Student Article in "Writing the University"

Amaryl Griggs

ENVS student Amaryl Griggs' essay was accepted for publication in "Writing the University", the journal of Student Writing Across the Curriculum published by the Faculty Senate Subcommittee for Reading and Writing. The 2015 edition of the journal will be online in June 2015 and Amaryl's artice will be available then.

Bushy Lake Restoration Project

Bushy Lake

Bushy Lake Restoration Project is a restoration, monitoring and citizen science & community education project located on the American River Parkway near Cal Expo. The primary goal of the restoration experiment and monitoring is to provide a cost-effective and ecologically relevant restoration project after the 2014 fire burned a large area. Students in ENVS participating in the Bushy Lake Project are working closely with Sacramento County Department of Regional Parks  and the American River Parkway Foundation to establish long term monitoring using the California Rapid Assessment Method, vegetation and avian species richness to determine the ecological health and adaptive management of the area.  Several students including Mary Xiong,  Kayla Henry,and Tom Henry are conducting field studies spring 2015 for their thesis projects. The goal of the Bushy Lake Project is to establish a long term citizen science data base and monitoring procedure to evaluate phenology and climate change on the American River. The restoration team prepared an Executive Summary on the project.
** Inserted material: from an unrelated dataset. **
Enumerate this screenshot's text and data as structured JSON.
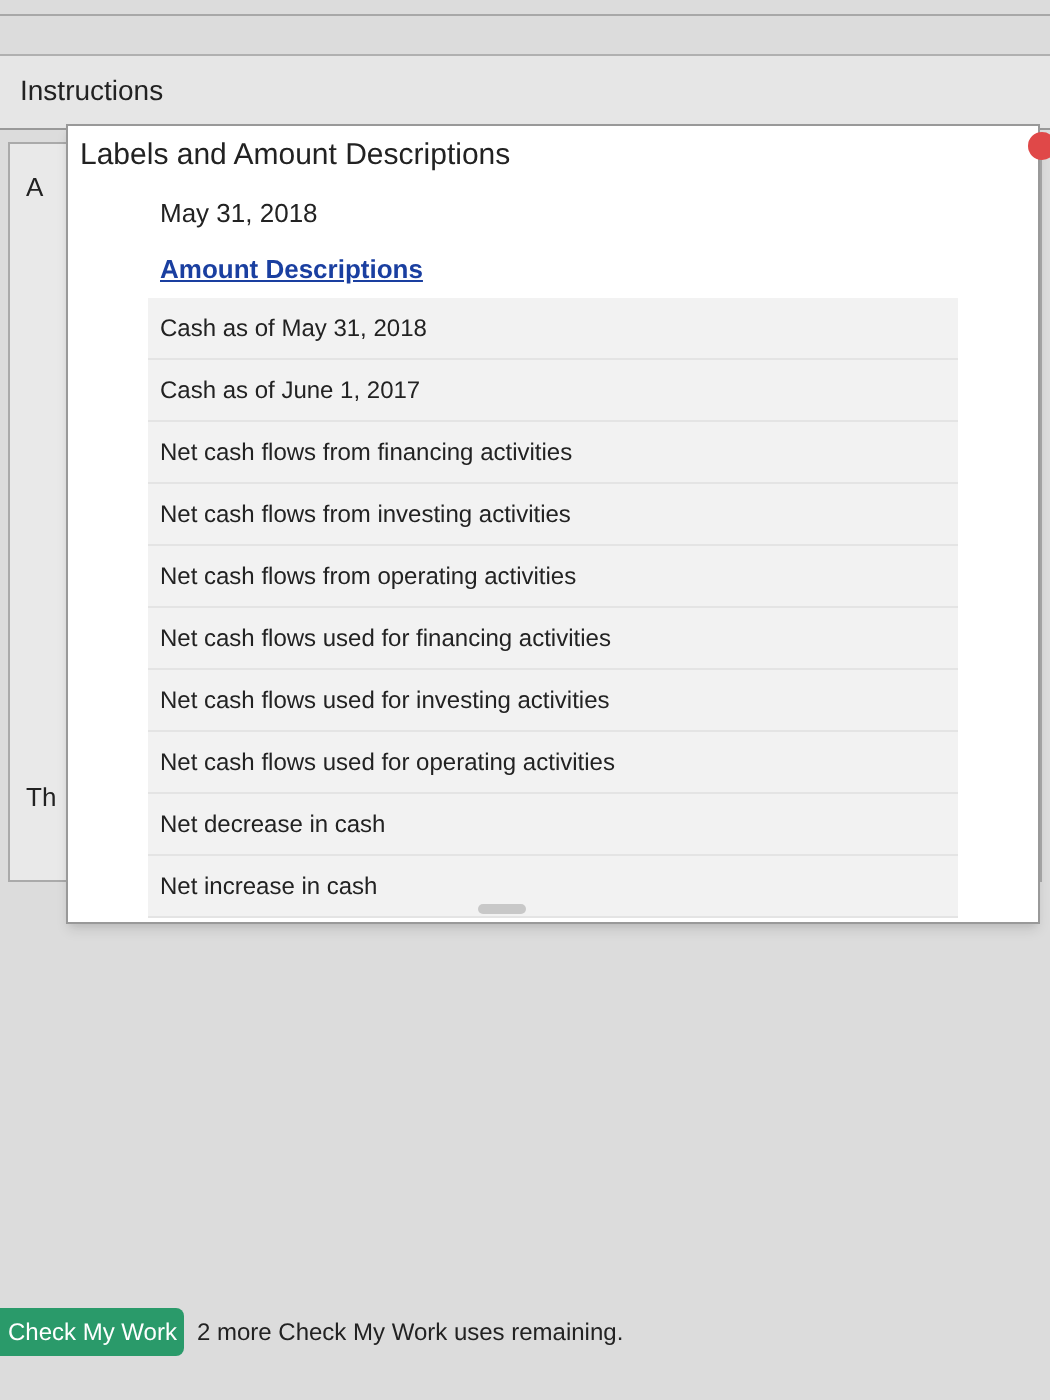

Wetlands Education at Bay Point Regional Shoreline

David Hill at Bay Point Regional Park

Dr. Michelle Stevens spent the day on Wednesday, October 22, educating middle and high school students on the wetlands in their neighborhood at Bay Point Regional Shoreline. The annual event, put on by Dr. Stevens and students from her Wetlands Ecology class (ENVS 158), is sponsored by PG&E and Craig Communications. Sac State student mentors included Austyn Cromartie, Teaching Assistant; David Hill, seen above showing participants an artichoke plant on their hike; David Stevens, Laura Rodriguez, Serena Mayo, Jaqueline Teofilo, Ryan Nowshiravan, Sonia Perez, Ericka Picazo Soto, Hunter Watkins, and Louis Junior Rosas. Read the article in the Contra Costa Times here. See a slide show at the Mercury News Media Center here.

Wetlands Ecology and Field Testing

Andrew Lozano at Washoe Meadow

Andrew Lozano (a participant in the CSUS Science Educational Equity (SEE) Program) was an excellent and knowledgeable field assistant for Dr. Stevens during summer 2014. He helped conduct research on wetlands ecology and field testing with the California Rapid Assessment Method in meadows at Lake Tahoe, the Cosumnes River, and Kachituli. In addition, Andrew conducted an independent research project evaluating these wetland sites for culturally significant plant species and Traditional Resource Management by California First Nation people. SEE is a comprehensive academic support program for students who face social, economic, and educational barriers to careers in the health professions, science research, and science teaching. Dr. Stevens and the Environmental Studies Department felt fortunate to have such an outstanding student field assistant, and hope he will choose our ENVS Department when he matriculates from community college.


Christine Flowers' Article on Extended Producer Responsibility

Extended Producer Responsibility Poster

Christine Flowers, M.S., M.Ed., ENVS lecturer, has co-authored an article for Waste Advantage, the national publication for waste and recycling industry professionals, on extended producer responsibility legislation for hazardous and problematic materials. Read the article here.

Environmental Studies students and faculty are active on campus and in the community